Stylish debut by talented New Wave quartet
Throughout the first half of the ‘80s, the popular music scene was awash with an overabundance of pop/rock/indie acts, all vying for their very own moment in the neon spotlight. Bands such as Duran Duran, Simple Minds, Thompson Twins, Culture Club, plus a host of other English groups were dominating the international charts, thanks to their slick, well produced, synth-pop virtues. So when it came to the new wave, Britannia most definitely ruled.
And while the Brits were once again recolonising the commonwealth, the Australian music industry had its own fair share of quality pop/rock bands who were equally hungry to make their own mark on the world, even if having made it overseas instead often meant being big in New Zealand.
Kids In The Kitchen may not be particularly well known to anyone outside Australia, but out of the multitude of so-called ‘new wave’ groups doing the rounds in Oz, Kids were one of the few who had real potential to crack it big, thanks to their penchant for well-crafted, intelligent tunes, and lead singer Scott Carne’s impressive vocal talents.
Their debut album Shine took some eighteen months to record, before finally hitting the shops in May 1985, reaching platinum in Australia soon after.

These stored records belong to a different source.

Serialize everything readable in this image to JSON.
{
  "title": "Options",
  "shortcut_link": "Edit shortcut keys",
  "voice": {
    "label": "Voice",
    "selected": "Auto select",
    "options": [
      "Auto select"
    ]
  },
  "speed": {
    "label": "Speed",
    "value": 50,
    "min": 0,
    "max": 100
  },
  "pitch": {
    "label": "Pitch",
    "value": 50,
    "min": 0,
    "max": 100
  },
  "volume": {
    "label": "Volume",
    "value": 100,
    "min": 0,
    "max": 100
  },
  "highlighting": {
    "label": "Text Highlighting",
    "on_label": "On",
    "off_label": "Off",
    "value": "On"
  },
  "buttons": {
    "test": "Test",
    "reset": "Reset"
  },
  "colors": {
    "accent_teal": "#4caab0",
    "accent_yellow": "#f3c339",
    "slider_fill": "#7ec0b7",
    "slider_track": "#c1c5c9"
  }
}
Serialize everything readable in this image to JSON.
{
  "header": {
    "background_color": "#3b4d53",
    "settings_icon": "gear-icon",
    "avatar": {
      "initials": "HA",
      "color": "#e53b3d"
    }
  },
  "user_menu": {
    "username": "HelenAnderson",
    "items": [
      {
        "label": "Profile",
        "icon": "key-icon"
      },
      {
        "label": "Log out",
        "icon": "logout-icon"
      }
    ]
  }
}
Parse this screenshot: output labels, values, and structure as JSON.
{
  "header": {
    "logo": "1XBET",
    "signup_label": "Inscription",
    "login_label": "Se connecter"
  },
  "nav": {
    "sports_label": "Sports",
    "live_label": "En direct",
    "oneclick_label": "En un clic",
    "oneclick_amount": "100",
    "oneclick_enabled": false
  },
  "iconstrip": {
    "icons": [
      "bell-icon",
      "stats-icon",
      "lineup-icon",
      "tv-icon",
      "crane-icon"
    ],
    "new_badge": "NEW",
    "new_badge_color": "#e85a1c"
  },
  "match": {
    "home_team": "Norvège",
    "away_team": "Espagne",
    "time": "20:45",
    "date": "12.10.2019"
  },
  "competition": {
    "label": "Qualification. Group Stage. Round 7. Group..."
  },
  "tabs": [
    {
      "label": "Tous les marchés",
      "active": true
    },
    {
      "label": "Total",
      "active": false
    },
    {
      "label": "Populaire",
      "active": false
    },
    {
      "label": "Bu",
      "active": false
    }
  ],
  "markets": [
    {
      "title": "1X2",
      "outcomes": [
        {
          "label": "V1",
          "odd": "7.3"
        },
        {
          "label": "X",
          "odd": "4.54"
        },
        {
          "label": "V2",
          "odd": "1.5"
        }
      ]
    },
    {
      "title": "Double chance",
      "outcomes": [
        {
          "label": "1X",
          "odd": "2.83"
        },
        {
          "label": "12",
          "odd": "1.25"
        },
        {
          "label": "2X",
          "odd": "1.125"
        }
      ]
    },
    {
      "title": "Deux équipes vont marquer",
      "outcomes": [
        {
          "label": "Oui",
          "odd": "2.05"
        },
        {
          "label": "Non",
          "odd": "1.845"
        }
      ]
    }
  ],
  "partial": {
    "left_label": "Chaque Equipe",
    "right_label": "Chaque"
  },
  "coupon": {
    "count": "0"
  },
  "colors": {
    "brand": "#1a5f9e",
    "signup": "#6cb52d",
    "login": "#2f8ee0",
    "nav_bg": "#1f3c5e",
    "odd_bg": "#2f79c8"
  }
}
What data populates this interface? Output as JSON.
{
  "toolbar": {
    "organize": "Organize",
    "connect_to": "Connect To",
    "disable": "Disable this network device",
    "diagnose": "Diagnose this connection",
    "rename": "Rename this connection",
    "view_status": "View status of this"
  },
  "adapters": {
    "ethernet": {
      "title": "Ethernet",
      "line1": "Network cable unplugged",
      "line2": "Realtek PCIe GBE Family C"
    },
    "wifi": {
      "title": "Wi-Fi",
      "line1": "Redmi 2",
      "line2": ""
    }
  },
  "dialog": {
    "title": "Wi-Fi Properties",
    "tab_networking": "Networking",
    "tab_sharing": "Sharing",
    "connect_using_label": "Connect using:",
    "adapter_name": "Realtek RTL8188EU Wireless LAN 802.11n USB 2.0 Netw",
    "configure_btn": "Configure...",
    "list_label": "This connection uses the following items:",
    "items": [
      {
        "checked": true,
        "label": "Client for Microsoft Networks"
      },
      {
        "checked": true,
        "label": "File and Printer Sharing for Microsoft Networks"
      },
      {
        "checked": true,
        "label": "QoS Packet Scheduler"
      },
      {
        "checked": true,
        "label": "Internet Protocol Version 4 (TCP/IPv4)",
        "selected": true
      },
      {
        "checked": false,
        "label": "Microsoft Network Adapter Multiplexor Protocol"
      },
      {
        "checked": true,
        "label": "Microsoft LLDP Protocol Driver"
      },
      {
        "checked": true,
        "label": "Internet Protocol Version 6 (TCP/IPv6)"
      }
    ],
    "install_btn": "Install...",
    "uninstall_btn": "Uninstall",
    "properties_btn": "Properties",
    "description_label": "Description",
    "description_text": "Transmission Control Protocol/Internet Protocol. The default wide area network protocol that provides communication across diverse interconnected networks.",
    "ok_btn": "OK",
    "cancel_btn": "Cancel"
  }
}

The title track, which opens the LP (or CD, depending on your vintage), is one of those near-grandiose pop statements that many bands of the day attempted but few were capable of actually pulling off. Carne’s vocal style may bear more than a passing resemble to Simon Le Bon, which isn’t a bad thing, in that it means Carne can actually sing.
“Current Stand” is a stadium anthem if there ever was, while “Place To Go” and “Not The Way” are both buoyantly fun and funky, however it’s their first single, “Change In Mood,” that brought them to the attention of critics. It is also the song they are perhaps best remembered for, and is now considered to be a classic from the era.
Carne unleashes his inner David Sylvian on the classy, synth-driven “Cynical,” before “Bitter Desire” sees them pay homage to Simple Minds. The immediately catchy “Something That You Said” has 1985 written all over it (in the best possible way I might add), as does the deeply reflective “My Life” and “How Come,” another synth-pop-funk tune, during which the band utilise just about every electronic effect the period had to offer.
Fans of ‘80s pop, especially Duran Duran and Ultravox, should find much to enjoy here. No doubt Kids In The Kitchen were sharp and clever songwriters, who could have gone on to achieve so much more. Instead, they released one more LP (Terrain), before calling it a day in 1988, not so much due to artistic differences, but the business end of things.
Shine remains to this day their crowning achievement. In 2016 the album was remastered, albeit without any of the usual bonus material one comes to expect nowadays with re-releases. Certainly a deluxe edition (including a DVD of live performances) would have been most welcome.